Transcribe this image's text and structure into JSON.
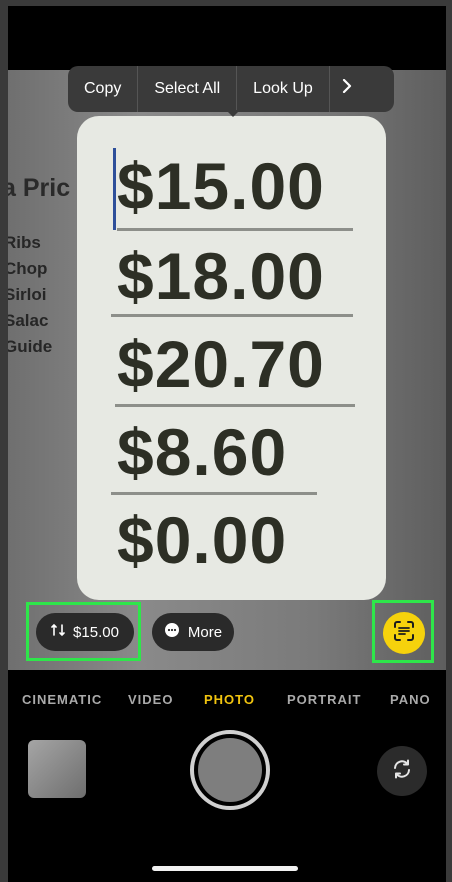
{
  "context_menu": {
    "items": [
      "Copy",
      "Select All",
      "Look Up"
    ],
    "more_icon": "chevron-right-icon"
  },
  "background_text": {
    "heading": "a Pric",
    "lines": [
      "Ribs",
      "Chop",
      "Sirloi",
      "Salac",
      "Guide"
    ]
  },
  "prices": [
    "$15.00",
    "$18.00",
    "$20.70",
    "$8.60",
    "$0.00"
  ],
  "actions": {
    "detected_price": "$15.00",
    "detected_price_icon": "currency-conversion-icon",
    "more_label": "More",
    "more_icon": "ellipsis-circle-icon",
    "live_text_icon": "live-text-icon"
  },
  "camera_modes": {
    "items": [
      "CINEMATIC",
      "VIDEO",
      "PHOTO",
      "PORTRAIT",
      "PANO"
    ],
    "active": "PHOTO"
  },
  "colors": {
    "accent_yellow": "#f6d20c",
    "highlight_green": "#2ee64a",
    "mode_active": "#f1c40f"
  }
}
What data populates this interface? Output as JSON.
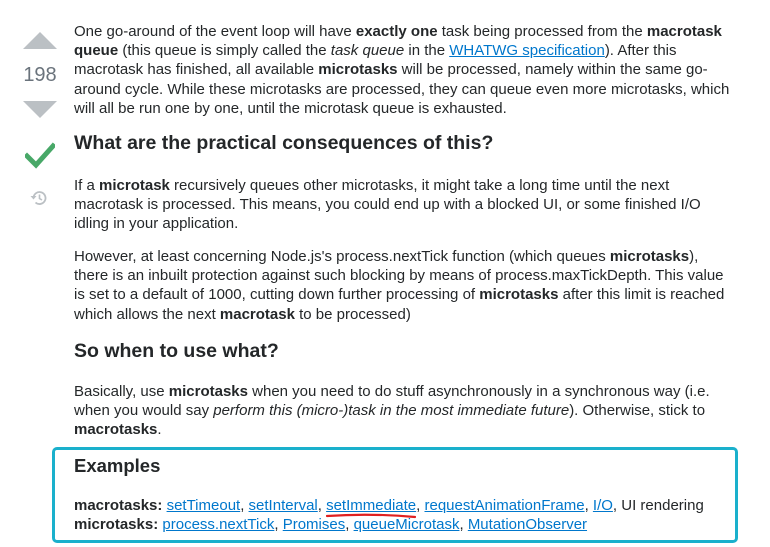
{
  "vote": {
    "count": "198"
  },
  "paragraph1": {
    "t1": "One go-around of the event loop will have ",
    "b1": "exactly one",
    "t2": " task being processed from the ",
    "b2": "macrotask queue",
    "t3": " (this queue is simply called the ",
    "i1": "task queue",
    "t4": " in the ",
    "link": "WHATWG specification",
    "t5": "). After this macrotask has finished, all available ",
    "b3": "microtasks",
    "t6": " will be processed, namely within the same go-around cycle. While these microtasks are processed, they can queue even more microtasks, which will all be run one by one, until the microtask queue is exhausted."
  },
  "heading1": "What are the practical consequences of this?",
  "paragraph2": {
    "t1": "If a ",
    "b1": "microtask",
    "t2": " recursively queues other microtasks, it might take a long time until the next macrotask is processed. This means, you could end up with a blocked UI, or some finished I/O idling in your application."
  },
  "paragraph3": {
    "t1": "However, at least concerning Node.js's process.nextTick function (which queues ",
    "b1": "microtasks",
    "t2": "), there is an inbuilt protection against such blocking by means of process.maxTickDepth. This value is set to a default of 1000, cutting down further processing of ",
    "b2": "microtasks",
    "t3": " after this limit is reached which allows the next ",
    "b3": "macrotask",
    "t4": " to be processed)"
  },
  "heading2": "So when to use what?",
  "paragraph4": {
    "t1": "Basically, use ",
    "b1": "microtasks",
    "t2": " when you need to do stuff asynchronously in a synchronous way (i.e. when you would say ",
    "i1": "perform this (micro-)task in the most immediate future",
    "t3": "). Otherwise, stick to ",
    "b2": "macrotasks",
    "t4": "."
  },
  "examples": {
    "title": "Examples",
    "macro_label": "macrotasks:",
    "macro_links": [
      "setTimeout",
      "setInterval",
      "setImmediate",
      "requestAnimationFrame",
      "I/O"
    ],
    "macro_tail": "UI rendering",
    "micro_label": "microtasks:",
    "micro_links": [
      "process.nextTick",
      "Promises",
      "queueMicrotask",
      "MutationObserver"
    ]
  },
  "colors": {
    "link": "#0077cc",
    "accent_box": "#1ab0cc",
    "accepted": "#48a868",
    "underline_mark": "#e02020"
  }
}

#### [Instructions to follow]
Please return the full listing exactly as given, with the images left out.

#### [Result of the task]
Transcribe this image's text and structure into JSON.
{
  "context_menu": {
    "items": [
      "Copy",
      "Select All",
      "Look Up"
    ],
    "more_icon": "chevron-right-icon"
  },
  "background_text": {
    "heading": "a Pric",
    "lines": [
      "Ribs",
      "Chop",
      "Sirloi",
      "Salac",
      "Guide"
    ]
  },
  "prices": [
    "$15.00",
    "$18.00",
    "$20.70",
    "$8.60",
    "$0.00"
  ],
  "actions": {
    "detected_price": "$15.00",
    "detected_price_icon": "currency-conversion-icon",
    "more_label": "More",
    "more_icon": "ellipsis-circle-icon",
    "live_text_icon": "live-text-icon"
  },
  "camera_modes": {
    "items": [
      "CINEMATIC",
      "VIDEO",
      "PHOTO",
      "PORTRAIT",
      "PANO"
    ],
    "active": "PHOTO"
  },
  "colors": {
    "accent_yellow": "#f6d20c",
    "highlight_green": "#2ee64a",
    "mode_active": "#f1c40f"
  }
}
What data populates this interface? Output as JSON.
{
  "vote": {
    "count": "198"
  },
  "paragraph1": {
    "t1": "One go-around of the event loop will have ",
    "b1": "exactly one",
    "t2": " task being processed from the ",
    "b2": "macrotask queue",
    "t3": " (this queue is simply called the ",
    "i1": "task queue",
    "t4": " in the ",
    "link": "WHATWG specification",
    "t5": "). After this macrotask has finished, all available ",
    "b3": "microtasks",
    "t6": " will be processed, namely within the same go-around cycle. While these microtasks are processed, they can queue even more microtasks, which will all be run one by one, until the microtask queue is exhausted."
  },
  "heading1": "What are the practical consequences of this?",
  "paragraph2": {
    "t1": "If a ",
    "b1": "microtask",
    "t2": " recursively queues other microtasks, it might take a long time until the next macrotask is processed. This means, you could end up with a blocked UI, or some finished I/O idling in your application."
  },
  "paragraph3": {
    "t1": "However, at least concerning Node.js's process.nextTick function (which queues ",
    "b1": "microtasks",
    "t2": "), there is an inbuilt protection against such blocking by means of process.maxTickDepth. This value is set to a default of 1000, cutting down further processing of ",
    "b2": "microtasks",
    "t3": " after this limit is reached which allows the next ",
    "b3": "macrotask",
    "t4": " to be processed)"
  },
  "heading2": "So when to use what?",
  "paragraph4": {
    "t1": "Basically, use ",
    "b1": "microtasks",
    "t2": " when you need to do stuff asynchronously in a synchronous way (i.e. when you would say ",
    "i1": "perform this (micro-)task in the most immediate future",
    "t3": "). Otherwise, stick to ",
    "b2": "macrotasks",
    "t4": "."
  },
  "examples": {
    "title": "Examples",
    "macro_label": "macrotasks:",
    "macro_links": [
      "setTimeout",
      "setInterval",
      "setImmediate",
      "requestAnimationFrame",
      "I/O"
    ],
    "macro_tail": "UI rendering",
    "micro_label": "microtasks:",
    "micro_links": [
      "process.nextTick",
      "Promises",
      "queueMicrotask",
      "MutationObserver"
    ]
  },
  "colors": {
    "link": "#0077cc",
    "accent_box": "#1ab0cc",
    "accepted": "#48a868",
    "underline_mark": "#e02020"
  }
}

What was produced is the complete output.